I’ve written a little bash script to go through the backlog of 24,553 try heads and generate bundles for each of them. Here is the script and some stats for the bundles:


$ ls *bundle|wc -l
24553

$ du -hsx
39G    .

$ cat makebundles.sh
#!/bin/bash

/usr/bin/parallel --gnu --jobs 16 \
    "test ! -f {}.bundle && \
    /usr/bin/hg -R /repo/hg/mozilla/try bundle --rev {} {}.bundle ::: \
    $(/usr/bin/hg -R /repo/hg/mozilla/try heads --template "{node} ")

If this tooling works well I’d like to start using this as the future method of submitting requests to try. Additionally if developers wanted, I could create a Mercurial extension to automate the bundling process and create a bundle submission engine for try.

Mozilla’s “try” repository

At Mozilla we use Mercurial for Firefox development. We have several repositories/trees that are used depending on where the code should be. If a developer wishes to test the code they have been developing, they can submit it to a Mercurial repository called ‘try‘, since running our entire test suite is not feasible on developer machines.

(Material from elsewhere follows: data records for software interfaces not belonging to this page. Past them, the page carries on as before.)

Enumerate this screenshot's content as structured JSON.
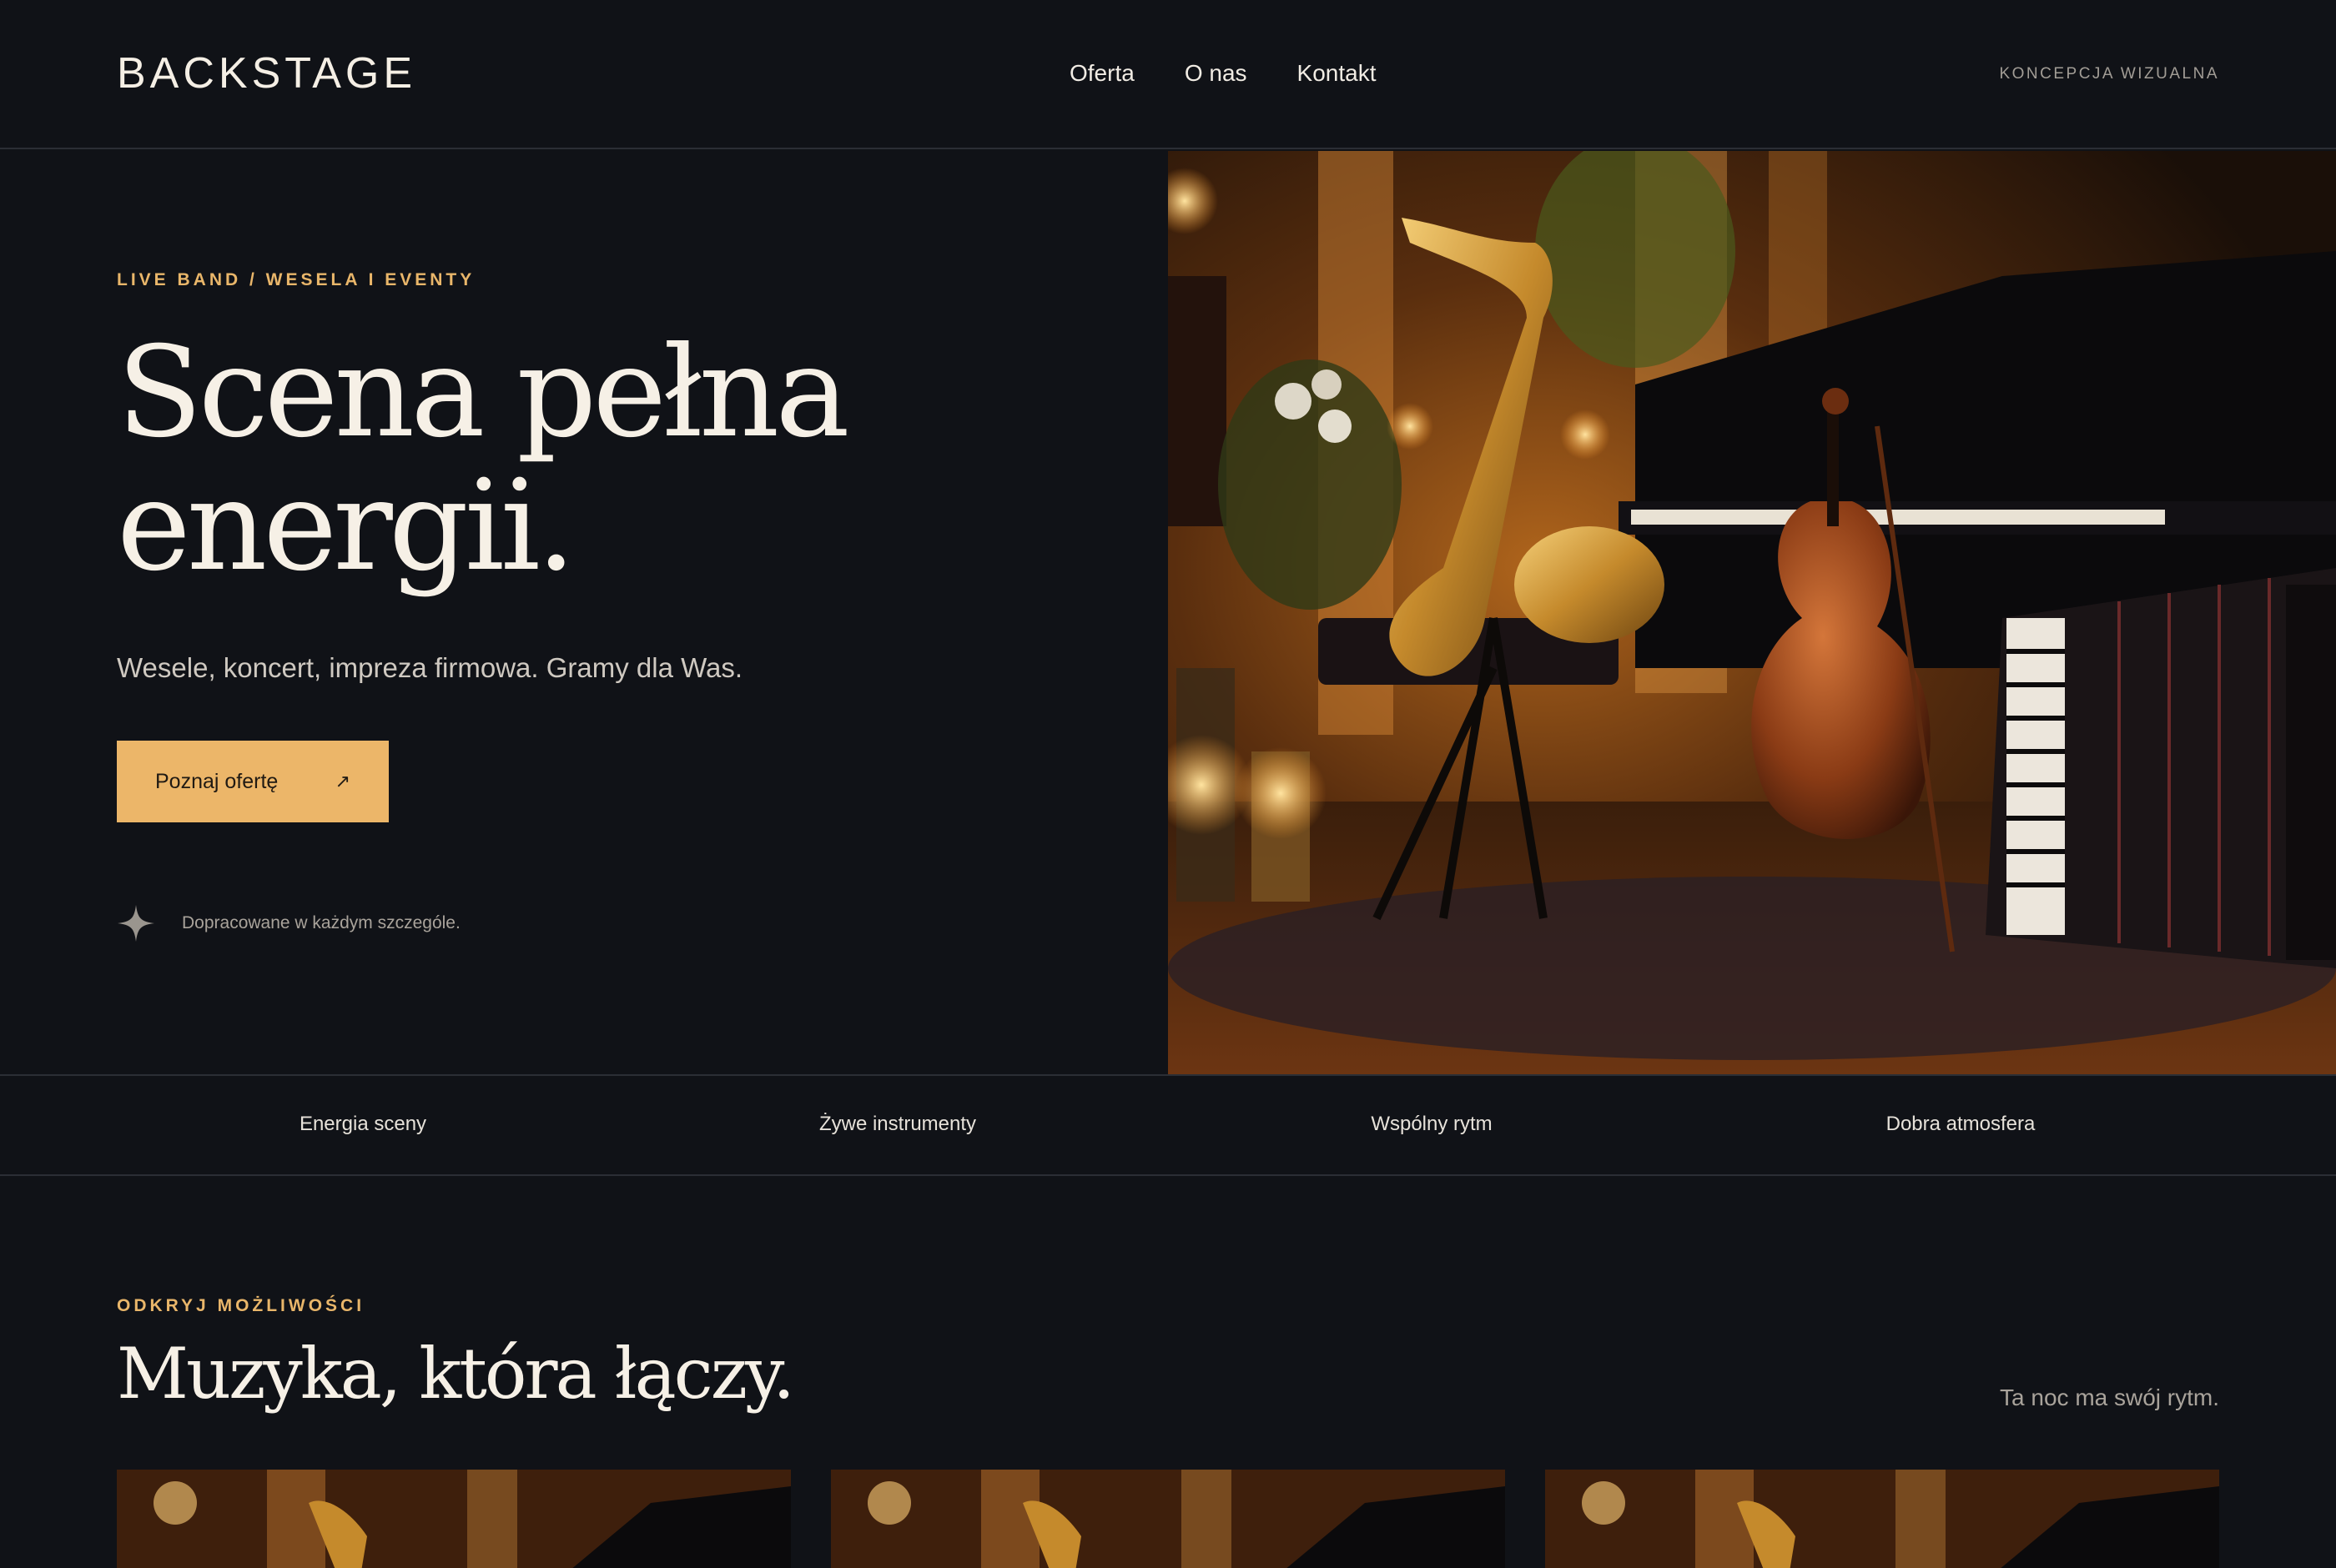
{
  "header": {
    "brand": "BACKSTAGE",
    "nav": [
      "Oferta",
      "O nas",
      "Kontakt"
    ],
    "concept": "KONCEPCJA WIZUALNA"
  },
  "hero": {
    "eyebrow": "LIVE BAND / WESELA I EVENTY",
    "title_line1": "Scena pełna",
    "title_line2": "energii.",
    "subtitle": "Wesele, koncert, impreza firmowa. Gramy dla Was.",
    "cta_label": "Poznaj ofertę",
    "cta_arrow": "↗",
    "quality_note": "Dopracowane w każdym szczególe.",
    "image_subject": "saxophone, violin, accordion and grand piano on a candlelit stage"
  },
  "features": [
    "Energia sceny",
    "Żywe instrumenty",
    "Wspólny rytm",
    "Dobra atmosfera"
  ],
  "section": {
    "eyebrow": "ODKRYJ MOŻLIWOŚCI",
    "title": "Muzyka, która łączy.",
    "note": "Ta noc ma swój rytm.",
    "cards_count": 3
  },
  "colors": {
    "background": "#101217",
    "accent": "#ecb669",
    "text": "#f1ece4",
    "muted": "#a9a39b",
    "divider": "#2b2e35"
  }
}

We have quite a bit of infrastructure around this including Tinderbox Pushlog (TBPL) and  more. This post deals with the infrastructure and problem we face while trying to scale the ‘try’ repository.

A few statistics:

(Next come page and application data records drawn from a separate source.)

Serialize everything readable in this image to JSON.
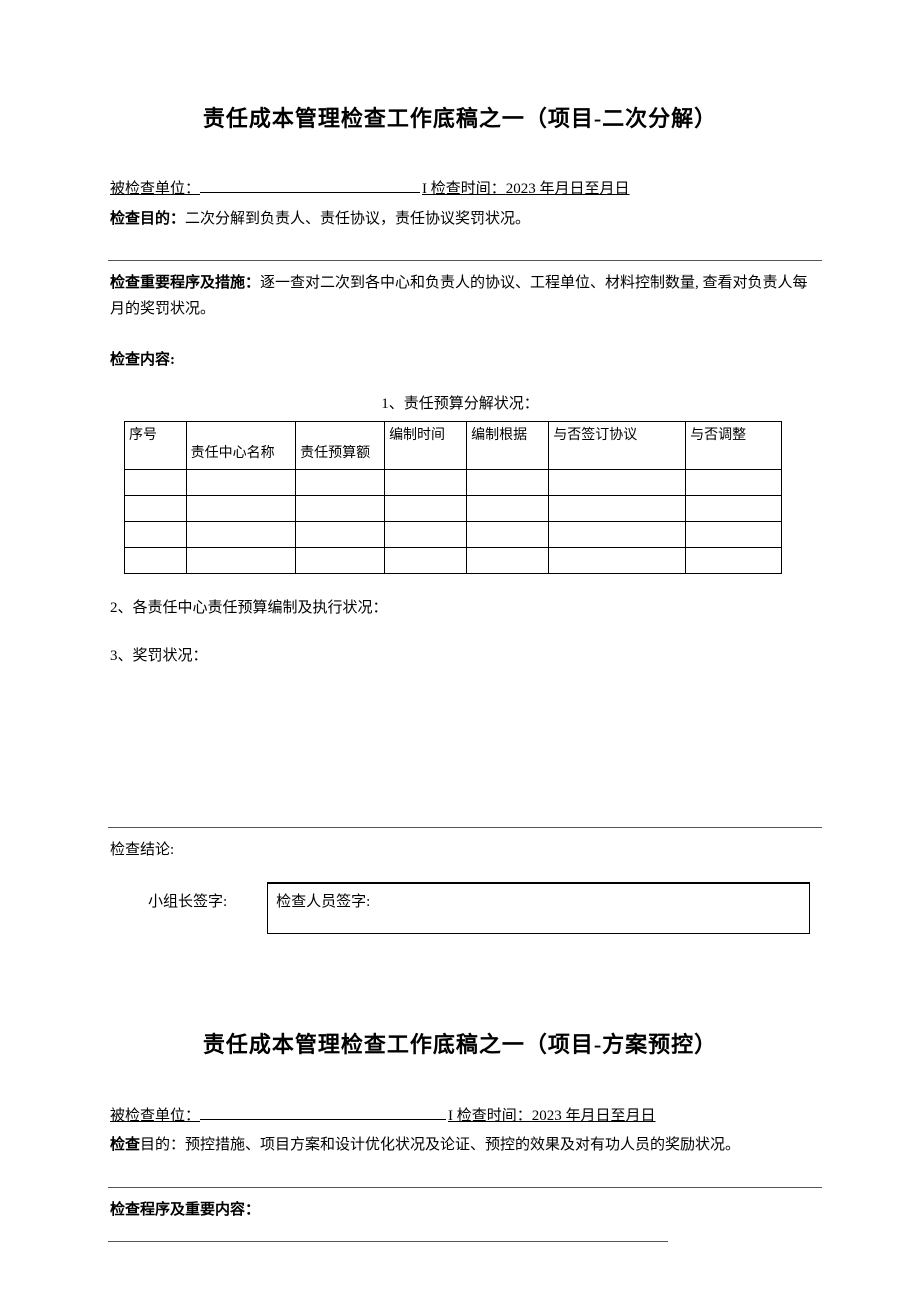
{
  "section1": {
    "title": "责任成本管理检查工作底稿之一（项目-二次分解）",
    "unit_label": "被检查单位：",
    "time_label": "I 检查时间：",
    "time_value": "2023 年月日至月日",
    "purpose_label": "检查目的：",
    "purpose_text": "二次分解到负责人、责任协议，责任协议奖罚状况。",
    "procedure_label": "检查重要程序及措施：",
    "procedure_text": "逐一查对二次到各中心和负责人的协议、工程单位、材料控制数量, 查看对负责人每月的奖罚状况。",
    "content_label": "检查内容:",
    "table_caption": "1、责任预算分解状况：",
    "headers": {
      "c1": "序号",
      "c2": "责任中心名称",
      "c3": "责任预算额",
      "c4": "编制时间",
      "c5": "编制根据",
      "c6": "与否签订协议",
      "c7": "与否调整"
    },
    "item2": "2、各责任中心责任预算编制及执行状况：",
    "item3": "3、奖罚状况：",
    "conclusion_label": "检查结论:",
    "sign_leader": "小组长签字:",
    "sign_inspector": "检查人员签字:"
  },
  "section2": {
    "title": "责任成本管理检查工作底稿之一（项目-方案预控）",
    "unit_label": "被检查单位：",
    "time_label": "I 检查时间：",
    "time_value": "2023 年月日至月日",
    "purpose_label": "检查",
    "purpose_text": "目的：预控措施、项目方案和设计优化状况及论证、预控的效果及对有功人员的奖励状况。",
    "procedure_label": "检查程序及重要内容："
  }
}
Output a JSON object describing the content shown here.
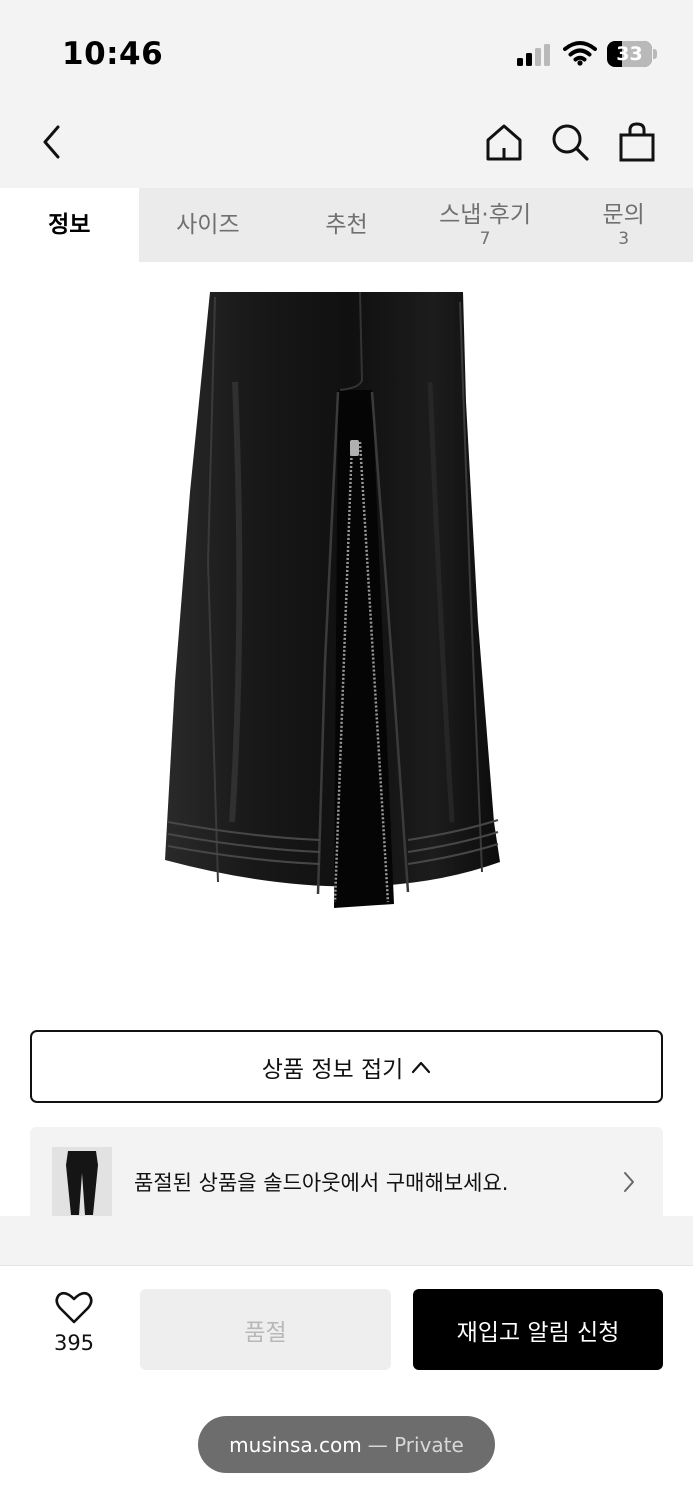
{
  "status_bar": {
    "time": "10:46",
    "battery_level": "33",
    "icons": [
      "cellular-signal-icon",
      "wifi-icon",
      "battery-icon"
    ]
  },
  "nav": {
    "icons": [
      "back-chevron-icon",
      "home-icon",
      "search-icon",
      "shopping-bag-icon"
    ]
  },
  "tabs": [
    {
      "label": "정보",
      "count": "",
      "active": true
    },
    {
      "label": "사이즈",
      "count": ""
    },
    {
      "label": "추천",
      "count": ""
    },
    {
      "label": "스냅·후기",
      "count": "7"
    },
    {
      "label": "문의",
      "count": "3"
    }
  ],
  "product": {
    "collapse_label": "상품 정보 접기"
  },
  "soldout_banner": {
    "text": "품절된 상품을 솔드아웃에서 구매해보세요."
  },
  "bottom_bar": {
    "like_count": "395",
    "soldout_label": "품절",
    "restock_label": "재입고 알림 신청"
  },
  "browser": {
    "url": "musinsa.com",
    "mode": "— Private"
  },
  "colors": {
    "header_bg": "#f3f3f3",
    "primary_button": "#000000",
    "disabled_button": "#eeeeee",
    "product": "#1a1a1a"
  }
}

  • The try repository currently has 17943 heads. These heads are never removed.
  • The try repository is about 3.6 GB in size.
  • Due to Mercurial’s on-wire HTTP protocol, this number of heads causes HTTP cloning to fail
  • There are roughly 81000 HTTP requests to try per day
  • To fix problems (mentioned below), the try repository is deleted and re-cloned from mozilla-central every few months

There are a number of problems associated with such a repository. One particularly nasty one has been present through several years of Mercurial development, and has been tricky in that it is seemingly unreproducible. The scenario is something like:

  • User ‘hg push’es some changes to a new head onto try
  • The push process takes a long time (sometimes between 10 minutes and hours)
  • A developer could issue an interrupt signal (ctrl+C) which causes the client to gracefully hang up and exit (his typically has no effect on the server
  • Subsequent pushes will hang with something similar to ‘remote: waiting for lock on repository /repo/hg/mozilla/try/ held by ‘hgssh1.dmz.scl3.mozilla.com:23974′
  • When this happens a hg process is running on the server has the following characteristics:
    • A ‘hg serve’ process runs single-threaded using 100% CPU
    • strace-ing and ltrace-ing reveal that the process is not making any system calls or external library calls
    • perf reveals that the process is spending all of its time inside some ambiguous python function
    • pdb yields that the process is spending all of its time in a function that (along some point in the stack trace) is going through ancestor calculations
    • The process will eventually exit cleanly
  • As operators there is nothing we can do that to alleviate the situation once the repository gets in this state. We simply inform developers and monitor the situation.

There have been several ideas on ways to alleviate the problem:

  • Periodically reset ‘try’. This is considered bad because 1) it loses history, and 2) it is disruptive to developers, who might have to re-submit try jobs again
  • Reset try on the SSH servers, but keep old try repositories on the HTTP servers. This has the potential to create unforeseen problems of growing these repositories even further on the HTTP servers. If reset (staggered from SSH server resets) this will remove unforeseen problem potential, but still lose history.
  • Creating bundle files out of pushes to ‘try’, then hosting these in an accessible location (S3, http webroot, etc). I will detail this method in a future blog post.

As of now though, try will periodically need to be reset as a countermeasure to the hangs mentioned in this post. Getting a reproducible test case might allow us to track down a bug or inefficiency in Mercurial to fix this problem after all. If you’d like to help us with this, please ping fubar or me (bkero) on irc.mozilla.org.